On an infamous day in domicilic dystranquility, Jello had apparently found a new entrant to his universe: a rather large millar of Mothra dimensions (or so my acquaintance, in drama-queen style, described it). With no thought to potential consequences -- rank heresy for a cat of Jello's stature -- Jello brought his new 'plaything' into the house for a little millar time 'catch and release'. Mothra apparently entertained another option, and managed a daring aerial escape to a seemingly secure perch on top of the drapes in the living room, to my acquaintance's horror.
Jello took it as merely a minor obstacle to be overcome.
While my friend pondered what to do about a 'thing' with an F-16 wing span, Jello began a thoroughly-focused ascent. Starting with the stereo cabinet, Jello maneuvered his 15 lb bulk into position, and then made for his next point of approach: a nearby wall clock. With a deft and agile move, he negotiated the distance between cabinet and clock with the skill of a mountain goat.
Jello was now poised to retrieve the suddenly not-so-smug Mothra.
My acquaintance was slow to notice the route chosen by Jello, more afraid of the oversized millar that was fanning the curtains and anything else within wing shot; but seeing where Jello was now positioned, she grasped the significance more quickly than the Mothra-focused cat. Jello -- all 15 lbs of him -- was atop the wall clock now, seeking position from which to leap into Mothra's world. Jello -- a cat of the universe -- was not, however, a cat of physics. He quite failed to appreciate load stresses on a single nail, and the laws of gravity. And just as Jello made one minor adjustment before making that Mothra-retrieval leap, undeniable laws of Nature dared to insert themselves into the equation.

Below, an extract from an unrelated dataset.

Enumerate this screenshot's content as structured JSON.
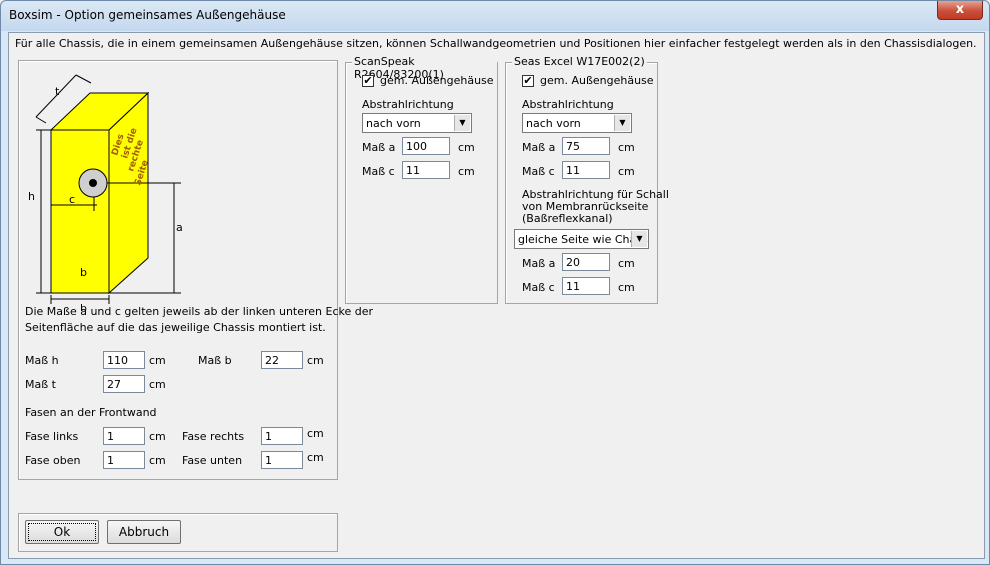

The nail gave way.
Thoroughly familiar with Jello's reckless abandon, my acquaintance had managed to position herself to, just barely, save the clock from an untimely end at the hands of the floor. It was the fate of the floor, having no place to go, and no options available, to have to absorb the impact of Jello. Mothra chose the moment of supreme commotion to make good an escape that led directly back to the great out-of-doors, with a tale to tell it's off-spring, about another very "off"sprung.
Personally, I'm pleased that I was able to hear of this anecdote from afar. I am just as pleased that there were no casualties as a result, other than an overstressed nail and my frazzled acquaintance.
But it did occur to me, the serious potential for CATastrophe, if Jello and Meiko had ever joined forces back then. More than just Mothra would have been wise to give what'd be left of that neighborhood a pass.